See a bee; hear a buzz.
That is what researchers studying the declining bee population are banking on. A new technique based on recording buzzing bees hopes to show farmers just how much pollinating the native bee population is doing in their fields.
Vegetable and fruit growers depend on pollinators to do a lot of work in their greenhouses and fields. Pollinators, like bees, flutter about the blossoms on plants and orchard trees, transferring pollen from plant to plant and ensuring that those organisms have a chance at reproducing.
Indeed, three-quarters of global food crops depend on pollinators to some extent, according to the Intergovernmental Science-Policy Platform on Biodiversity and Ecosystem Services. Pollinators like bees are especially vital for fields of tomatoes, almonds and apples. In the U.S., pollinators are responsible for more than $24 billion dollars of economic activity, according to a 2014 Obama Administration report.
The problem: Pollinators are disappearing. Beekeepers surveyed last year, for example, lost one-third of their colonies. A mix of weather, disease, climate change and chemicals is often fingered as the culprit.
Without a reliable number of animal pollinators, farmers do not know how much pollination is actually going on in their greenhouses and fields.

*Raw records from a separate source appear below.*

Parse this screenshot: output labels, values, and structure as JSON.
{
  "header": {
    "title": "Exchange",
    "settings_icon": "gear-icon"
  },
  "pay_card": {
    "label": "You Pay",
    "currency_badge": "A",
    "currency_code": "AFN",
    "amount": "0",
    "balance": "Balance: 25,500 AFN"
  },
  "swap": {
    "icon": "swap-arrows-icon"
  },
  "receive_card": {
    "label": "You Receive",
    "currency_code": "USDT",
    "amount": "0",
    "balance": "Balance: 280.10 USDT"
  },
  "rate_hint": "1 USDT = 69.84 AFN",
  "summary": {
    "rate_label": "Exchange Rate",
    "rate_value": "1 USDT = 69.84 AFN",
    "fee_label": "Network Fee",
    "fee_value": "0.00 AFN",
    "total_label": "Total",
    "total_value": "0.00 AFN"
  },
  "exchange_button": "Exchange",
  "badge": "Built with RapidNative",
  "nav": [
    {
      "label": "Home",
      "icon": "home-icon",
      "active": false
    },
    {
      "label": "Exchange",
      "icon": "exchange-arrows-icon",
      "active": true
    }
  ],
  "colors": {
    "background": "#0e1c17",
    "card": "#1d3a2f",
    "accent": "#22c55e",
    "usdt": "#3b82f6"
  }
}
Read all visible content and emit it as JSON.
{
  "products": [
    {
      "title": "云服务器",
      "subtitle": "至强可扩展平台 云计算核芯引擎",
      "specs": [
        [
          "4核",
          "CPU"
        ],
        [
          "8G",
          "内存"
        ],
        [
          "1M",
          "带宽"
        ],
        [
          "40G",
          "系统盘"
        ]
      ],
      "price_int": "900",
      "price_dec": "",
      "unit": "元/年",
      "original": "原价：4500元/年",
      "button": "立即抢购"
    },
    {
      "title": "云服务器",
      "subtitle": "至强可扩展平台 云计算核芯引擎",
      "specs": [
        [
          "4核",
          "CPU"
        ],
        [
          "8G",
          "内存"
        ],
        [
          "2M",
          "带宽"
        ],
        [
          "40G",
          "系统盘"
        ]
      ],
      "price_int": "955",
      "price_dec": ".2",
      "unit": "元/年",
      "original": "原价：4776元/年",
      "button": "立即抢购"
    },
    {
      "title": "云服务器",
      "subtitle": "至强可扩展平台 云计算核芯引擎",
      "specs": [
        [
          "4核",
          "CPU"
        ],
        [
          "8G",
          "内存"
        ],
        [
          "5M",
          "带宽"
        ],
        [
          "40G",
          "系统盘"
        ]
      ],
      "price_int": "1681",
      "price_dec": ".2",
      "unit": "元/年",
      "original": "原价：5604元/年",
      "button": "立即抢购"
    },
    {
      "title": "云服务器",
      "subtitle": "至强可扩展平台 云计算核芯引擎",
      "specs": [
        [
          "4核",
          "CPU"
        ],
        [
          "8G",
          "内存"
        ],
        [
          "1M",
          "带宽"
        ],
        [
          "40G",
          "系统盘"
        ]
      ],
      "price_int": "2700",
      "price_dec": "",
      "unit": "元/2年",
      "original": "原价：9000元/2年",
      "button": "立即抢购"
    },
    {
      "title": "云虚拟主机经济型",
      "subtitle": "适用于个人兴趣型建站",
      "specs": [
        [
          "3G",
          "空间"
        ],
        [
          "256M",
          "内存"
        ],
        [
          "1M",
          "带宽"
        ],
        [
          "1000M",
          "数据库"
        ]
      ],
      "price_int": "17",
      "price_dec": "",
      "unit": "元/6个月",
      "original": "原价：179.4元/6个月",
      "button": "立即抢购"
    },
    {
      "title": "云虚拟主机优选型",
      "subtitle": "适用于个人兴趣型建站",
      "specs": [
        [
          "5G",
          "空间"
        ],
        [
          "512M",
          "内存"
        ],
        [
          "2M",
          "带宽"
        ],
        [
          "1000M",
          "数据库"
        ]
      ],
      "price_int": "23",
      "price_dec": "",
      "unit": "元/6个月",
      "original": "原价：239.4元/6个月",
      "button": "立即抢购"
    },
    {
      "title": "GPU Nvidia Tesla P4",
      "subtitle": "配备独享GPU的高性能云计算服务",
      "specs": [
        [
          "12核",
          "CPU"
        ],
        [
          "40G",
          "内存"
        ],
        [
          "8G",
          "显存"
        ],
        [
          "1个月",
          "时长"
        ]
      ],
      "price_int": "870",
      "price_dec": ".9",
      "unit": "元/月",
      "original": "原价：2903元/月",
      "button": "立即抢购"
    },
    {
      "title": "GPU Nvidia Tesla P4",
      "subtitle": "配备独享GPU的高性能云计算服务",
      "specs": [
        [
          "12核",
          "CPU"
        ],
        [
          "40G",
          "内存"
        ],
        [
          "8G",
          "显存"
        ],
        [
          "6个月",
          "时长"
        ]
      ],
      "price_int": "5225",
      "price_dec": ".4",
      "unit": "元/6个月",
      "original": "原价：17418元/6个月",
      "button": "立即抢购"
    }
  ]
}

“Native pollinators are the bees’ knees,” jokes Dan Kelly, owner of Blue Heron Orchard in Canton, Missouri. “Native pollinators are absolutely essential in agriculture – especially in fruits and vegetables. You can’t do it without them.”
Kelly used to borrow honeybee colonies from his friend every spring to help pollinate his certified organic apple trees. Four years ago, though, the bees he borrowed disappeared – likely due to competition with other species. He decided then that he couldn’t rely on honeybees and shifted his focus to attracting bees native to his Missouri habitat.
“The more diversity you have in the operation, the more beneficial insects you have working for you,” Kelly says. “Then that’s less that I have to do.”
Farmers like Kelly would love to know exactly how active bees are in his orchard. That can help him monitor pollination, let him know if he needs to step in and pollinate by hand and maybe even help him predict how much of a harvest to expect.
But native bees are wild. And even if they are buzzing around, are they actually doing their jobs?
Candi Galen, a biology professor at the University of Missouri, wanted to answer that exact question. She studies beneficial partnerships between species.
While honeybees often get the spotlight, they are generally managed by individual beekeepers and commercial operations. Galen wanted to look at native bees, like bumblebees, and see if there was a way to monitor their activity, a tough task for a small team or an individual farmer.
“We wanted to figure out short of cloning ourselves how we could be in many different places getting valuable data on bee populations, their abundances and the pollination they're providing for plants at the same time,” she says.
Bees, of course, produce that buzzing sound as their wings beat against the air. Galen and her team set up microphones in clover patches, which have a tasty flower for native bumblebees, in central Colorado. They wanted to listen in to the buzzing bumblebees make when they are flying from flower to flower.
“We were very aware of the flight buzzes and so we thought if we can hear them, we can record them,” Galen says. “And if we can record them, we can count them.”
Galen and her team recorded fields of clover for a week, then took the audio files and fed them through a computer. With a bit of number crunching, the team was able to determine the number of distinct bee’s buzzes.
Galen and her team were able to break down the buzzes to identify unique frequencies of individual insects. The buzzes could tell the researchers how large a bee is and even how long its tongue is. After that, it became a simple matter of counting.
Then, the more vexing question: Were the bees actually pollinating or just passing by?
“That's what a farmer would want to know if they weren’t working on alpine clover, but they were working on apples or blueberries,” Galen says. “How does my yield relate to this simple measurement of buzz density or activity?”
In the fall, she returned to Colorado to count the seeds in the clover plants to see how successful the bees were in pollination. Turns out, pretty good. She says the patches of clovers where her team counted more buzzes during the spring had more seeds in the fall. And those with fewer buzzes had fewer seeds.
While not a conclusive formula, it is good news for, say, a tomato farmer who has opened up her greenhouses to bees for pollination.
“If we have microphones there, we can tell her how she’s done and whether that’s how much time she needs to leave them open in order to get that great pollination service,” Galen says.
That is valuable information for farmers who are already strapped for resources, Galen says. Especially in light of a declining pollinator population. In fact, she is working on an app to help farmers start counting their own buzzes.